• [What the exercise asks]:
For the string "JSON", state how many lines of the data hold it. Give nothing besides the number.

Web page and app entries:
-- Opening Marker --

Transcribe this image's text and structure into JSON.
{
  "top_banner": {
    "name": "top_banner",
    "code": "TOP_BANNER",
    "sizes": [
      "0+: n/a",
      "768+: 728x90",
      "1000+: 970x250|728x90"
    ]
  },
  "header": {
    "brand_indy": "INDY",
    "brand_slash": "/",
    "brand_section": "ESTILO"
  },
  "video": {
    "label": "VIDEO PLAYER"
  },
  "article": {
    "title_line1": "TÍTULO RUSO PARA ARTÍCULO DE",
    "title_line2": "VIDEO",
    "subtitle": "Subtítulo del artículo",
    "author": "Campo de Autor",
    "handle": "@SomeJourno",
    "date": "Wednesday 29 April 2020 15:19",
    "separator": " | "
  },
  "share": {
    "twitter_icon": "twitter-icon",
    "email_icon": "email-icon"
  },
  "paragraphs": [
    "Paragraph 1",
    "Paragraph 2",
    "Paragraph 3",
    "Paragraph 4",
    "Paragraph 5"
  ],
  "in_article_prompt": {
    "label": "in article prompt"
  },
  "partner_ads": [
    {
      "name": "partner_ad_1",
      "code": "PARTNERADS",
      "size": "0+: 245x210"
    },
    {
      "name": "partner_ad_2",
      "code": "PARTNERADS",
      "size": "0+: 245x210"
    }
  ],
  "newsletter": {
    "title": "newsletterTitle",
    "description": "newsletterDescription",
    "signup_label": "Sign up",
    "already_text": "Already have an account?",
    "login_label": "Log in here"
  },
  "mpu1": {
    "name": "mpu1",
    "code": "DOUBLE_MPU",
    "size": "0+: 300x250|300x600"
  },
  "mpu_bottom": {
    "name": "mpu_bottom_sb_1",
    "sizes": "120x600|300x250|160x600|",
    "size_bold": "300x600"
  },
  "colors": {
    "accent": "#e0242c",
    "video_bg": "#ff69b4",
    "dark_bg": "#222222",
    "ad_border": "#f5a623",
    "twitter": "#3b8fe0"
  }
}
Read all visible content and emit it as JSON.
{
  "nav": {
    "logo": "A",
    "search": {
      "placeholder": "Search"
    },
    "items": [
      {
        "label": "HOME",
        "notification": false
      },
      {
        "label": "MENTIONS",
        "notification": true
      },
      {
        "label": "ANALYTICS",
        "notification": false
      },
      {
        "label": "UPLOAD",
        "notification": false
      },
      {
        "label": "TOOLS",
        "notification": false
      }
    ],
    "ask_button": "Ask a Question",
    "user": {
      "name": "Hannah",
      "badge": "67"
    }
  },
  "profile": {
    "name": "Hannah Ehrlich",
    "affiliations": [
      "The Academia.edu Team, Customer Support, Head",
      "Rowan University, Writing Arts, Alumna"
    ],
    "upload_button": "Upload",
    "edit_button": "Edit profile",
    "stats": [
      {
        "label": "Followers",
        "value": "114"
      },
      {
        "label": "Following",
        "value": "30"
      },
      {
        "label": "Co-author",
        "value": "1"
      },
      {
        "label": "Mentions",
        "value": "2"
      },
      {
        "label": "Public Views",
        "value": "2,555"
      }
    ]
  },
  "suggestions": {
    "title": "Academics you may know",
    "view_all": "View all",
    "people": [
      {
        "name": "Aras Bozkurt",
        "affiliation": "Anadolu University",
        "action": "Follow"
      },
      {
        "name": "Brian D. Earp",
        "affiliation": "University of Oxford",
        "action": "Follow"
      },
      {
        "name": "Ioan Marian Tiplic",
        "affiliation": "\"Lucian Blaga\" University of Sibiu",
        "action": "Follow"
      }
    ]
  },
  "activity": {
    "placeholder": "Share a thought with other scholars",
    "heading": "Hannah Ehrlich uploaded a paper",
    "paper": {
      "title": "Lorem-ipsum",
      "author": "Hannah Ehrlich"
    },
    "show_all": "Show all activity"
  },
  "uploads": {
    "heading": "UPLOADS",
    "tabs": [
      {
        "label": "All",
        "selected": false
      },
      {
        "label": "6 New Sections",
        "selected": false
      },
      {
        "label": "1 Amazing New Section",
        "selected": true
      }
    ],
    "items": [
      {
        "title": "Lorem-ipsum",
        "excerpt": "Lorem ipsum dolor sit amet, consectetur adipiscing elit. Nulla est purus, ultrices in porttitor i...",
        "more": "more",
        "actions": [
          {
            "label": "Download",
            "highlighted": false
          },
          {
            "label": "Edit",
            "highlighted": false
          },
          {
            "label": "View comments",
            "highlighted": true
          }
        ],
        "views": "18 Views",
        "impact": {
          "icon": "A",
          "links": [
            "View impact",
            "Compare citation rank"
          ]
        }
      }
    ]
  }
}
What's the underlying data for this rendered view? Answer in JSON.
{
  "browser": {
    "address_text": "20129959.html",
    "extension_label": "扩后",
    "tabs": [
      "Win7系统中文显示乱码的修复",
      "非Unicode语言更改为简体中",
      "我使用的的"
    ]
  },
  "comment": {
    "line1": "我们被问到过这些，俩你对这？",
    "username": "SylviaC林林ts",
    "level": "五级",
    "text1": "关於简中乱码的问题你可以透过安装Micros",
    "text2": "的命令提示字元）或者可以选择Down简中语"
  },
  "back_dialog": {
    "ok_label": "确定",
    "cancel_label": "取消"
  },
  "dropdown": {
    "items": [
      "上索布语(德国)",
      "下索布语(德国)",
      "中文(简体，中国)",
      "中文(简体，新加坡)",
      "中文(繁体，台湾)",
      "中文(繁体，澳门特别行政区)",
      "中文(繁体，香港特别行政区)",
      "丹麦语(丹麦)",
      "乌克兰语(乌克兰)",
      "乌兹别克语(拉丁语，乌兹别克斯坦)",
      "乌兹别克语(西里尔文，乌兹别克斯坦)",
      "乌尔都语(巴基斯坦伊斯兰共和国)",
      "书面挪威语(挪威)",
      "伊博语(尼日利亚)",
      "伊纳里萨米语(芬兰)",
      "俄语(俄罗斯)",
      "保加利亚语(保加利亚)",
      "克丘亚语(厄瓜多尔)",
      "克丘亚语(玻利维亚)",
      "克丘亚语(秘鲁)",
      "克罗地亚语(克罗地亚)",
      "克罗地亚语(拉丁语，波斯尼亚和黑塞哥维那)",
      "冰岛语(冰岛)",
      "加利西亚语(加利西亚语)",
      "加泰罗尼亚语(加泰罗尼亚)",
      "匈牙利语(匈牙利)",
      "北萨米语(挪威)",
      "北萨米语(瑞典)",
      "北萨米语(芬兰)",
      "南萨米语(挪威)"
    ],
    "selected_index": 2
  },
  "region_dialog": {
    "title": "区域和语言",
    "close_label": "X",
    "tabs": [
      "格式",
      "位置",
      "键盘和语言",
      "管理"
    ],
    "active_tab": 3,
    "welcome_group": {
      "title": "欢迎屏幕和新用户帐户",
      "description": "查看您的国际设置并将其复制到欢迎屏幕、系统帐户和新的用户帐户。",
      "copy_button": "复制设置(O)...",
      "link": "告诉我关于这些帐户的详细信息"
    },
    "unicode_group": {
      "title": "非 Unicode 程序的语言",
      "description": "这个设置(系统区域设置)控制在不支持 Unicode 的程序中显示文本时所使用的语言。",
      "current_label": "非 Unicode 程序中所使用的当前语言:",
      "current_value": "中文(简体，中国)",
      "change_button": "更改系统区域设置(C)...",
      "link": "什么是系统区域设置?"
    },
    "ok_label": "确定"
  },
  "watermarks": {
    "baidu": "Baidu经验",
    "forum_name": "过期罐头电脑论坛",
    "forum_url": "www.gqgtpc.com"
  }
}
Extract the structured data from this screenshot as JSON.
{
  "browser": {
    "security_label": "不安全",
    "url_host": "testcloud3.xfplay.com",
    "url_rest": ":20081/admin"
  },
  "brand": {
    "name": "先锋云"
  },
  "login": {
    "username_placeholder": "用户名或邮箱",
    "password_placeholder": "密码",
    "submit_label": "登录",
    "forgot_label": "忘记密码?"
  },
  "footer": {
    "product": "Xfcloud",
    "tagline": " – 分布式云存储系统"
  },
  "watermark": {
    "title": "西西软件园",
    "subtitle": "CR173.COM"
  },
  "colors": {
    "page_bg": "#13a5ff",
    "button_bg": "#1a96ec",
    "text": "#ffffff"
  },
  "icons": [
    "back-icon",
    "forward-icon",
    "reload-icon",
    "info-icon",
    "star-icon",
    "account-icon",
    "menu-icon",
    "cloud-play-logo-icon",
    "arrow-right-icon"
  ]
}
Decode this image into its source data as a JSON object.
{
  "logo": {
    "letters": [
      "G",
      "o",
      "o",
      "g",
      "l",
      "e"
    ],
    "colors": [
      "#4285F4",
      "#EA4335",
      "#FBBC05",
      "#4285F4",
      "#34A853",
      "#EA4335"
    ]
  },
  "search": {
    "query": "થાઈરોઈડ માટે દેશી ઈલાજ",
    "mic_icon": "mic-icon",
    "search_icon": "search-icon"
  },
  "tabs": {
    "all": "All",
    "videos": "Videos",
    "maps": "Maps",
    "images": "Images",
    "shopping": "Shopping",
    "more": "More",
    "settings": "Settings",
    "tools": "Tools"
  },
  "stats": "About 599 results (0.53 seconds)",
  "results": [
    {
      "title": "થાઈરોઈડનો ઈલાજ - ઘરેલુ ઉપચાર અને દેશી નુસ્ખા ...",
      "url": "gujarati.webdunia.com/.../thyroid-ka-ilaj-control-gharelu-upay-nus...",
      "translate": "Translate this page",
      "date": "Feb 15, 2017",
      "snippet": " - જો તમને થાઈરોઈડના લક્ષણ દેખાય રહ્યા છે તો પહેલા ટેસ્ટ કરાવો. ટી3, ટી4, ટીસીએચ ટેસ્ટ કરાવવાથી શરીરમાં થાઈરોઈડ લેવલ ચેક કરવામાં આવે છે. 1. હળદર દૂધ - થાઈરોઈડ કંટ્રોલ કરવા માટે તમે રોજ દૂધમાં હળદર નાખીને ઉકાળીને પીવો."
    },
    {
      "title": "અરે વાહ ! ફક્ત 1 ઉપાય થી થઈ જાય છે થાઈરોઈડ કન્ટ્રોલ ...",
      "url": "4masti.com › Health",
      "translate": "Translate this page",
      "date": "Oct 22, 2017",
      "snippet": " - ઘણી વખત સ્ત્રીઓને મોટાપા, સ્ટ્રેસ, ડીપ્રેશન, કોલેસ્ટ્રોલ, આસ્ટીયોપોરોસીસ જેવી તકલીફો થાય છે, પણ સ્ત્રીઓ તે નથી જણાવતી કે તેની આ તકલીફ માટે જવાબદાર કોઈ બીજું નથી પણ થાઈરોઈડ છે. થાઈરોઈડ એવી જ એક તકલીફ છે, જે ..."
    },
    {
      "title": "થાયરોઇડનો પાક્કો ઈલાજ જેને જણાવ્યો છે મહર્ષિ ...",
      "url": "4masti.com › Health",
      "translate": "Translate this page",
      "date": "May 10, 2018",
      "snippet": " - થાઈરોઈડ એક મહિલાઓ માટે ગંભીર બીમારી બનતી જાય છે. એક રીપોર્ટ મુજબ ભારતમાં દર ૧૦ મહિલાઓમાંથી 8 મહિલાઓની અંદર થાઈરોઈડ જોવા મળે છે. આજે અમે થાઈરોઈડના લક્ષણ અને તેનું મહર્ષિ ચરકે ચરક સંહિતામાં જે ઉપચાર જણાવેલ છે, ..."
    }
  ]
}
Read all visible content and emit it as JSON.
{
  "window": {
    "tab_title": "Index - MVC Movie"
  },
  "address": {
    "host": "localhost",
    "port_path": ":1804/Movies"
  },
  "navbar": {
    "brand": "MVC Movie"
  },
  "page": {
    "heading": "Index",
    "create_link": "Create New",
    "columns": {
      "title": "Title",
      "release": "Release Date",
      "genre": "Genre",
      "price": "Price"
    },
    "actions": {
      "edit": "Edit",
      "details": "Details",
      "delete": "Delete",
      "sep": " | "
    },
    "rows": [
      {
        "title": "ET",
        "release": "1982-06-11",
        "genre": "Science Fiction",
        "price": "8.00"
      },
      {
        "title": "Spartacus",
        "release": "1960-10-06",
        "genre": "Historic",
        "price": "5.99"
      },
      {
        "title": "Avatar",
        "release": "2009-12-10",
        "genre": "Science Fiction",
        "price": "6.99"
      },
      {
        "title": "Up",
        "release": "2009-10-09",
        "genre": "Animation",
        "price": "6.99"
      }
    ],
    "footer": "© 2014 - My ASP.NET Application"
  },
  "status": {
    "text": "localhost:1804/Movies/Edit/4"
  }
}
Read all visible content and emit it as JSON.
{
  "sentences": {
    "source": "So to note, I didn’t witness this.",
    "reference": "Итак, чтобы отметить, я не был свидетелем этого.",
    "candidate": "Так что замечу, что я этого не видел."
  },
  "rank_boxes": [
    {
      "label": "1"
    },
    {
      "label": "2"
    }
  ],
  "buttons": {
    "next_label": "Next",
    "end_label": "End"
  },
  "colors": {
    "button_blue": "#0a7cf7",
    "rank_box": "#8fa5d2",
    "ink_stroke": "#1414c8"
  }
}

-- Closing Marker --

• [Response to the task]:
7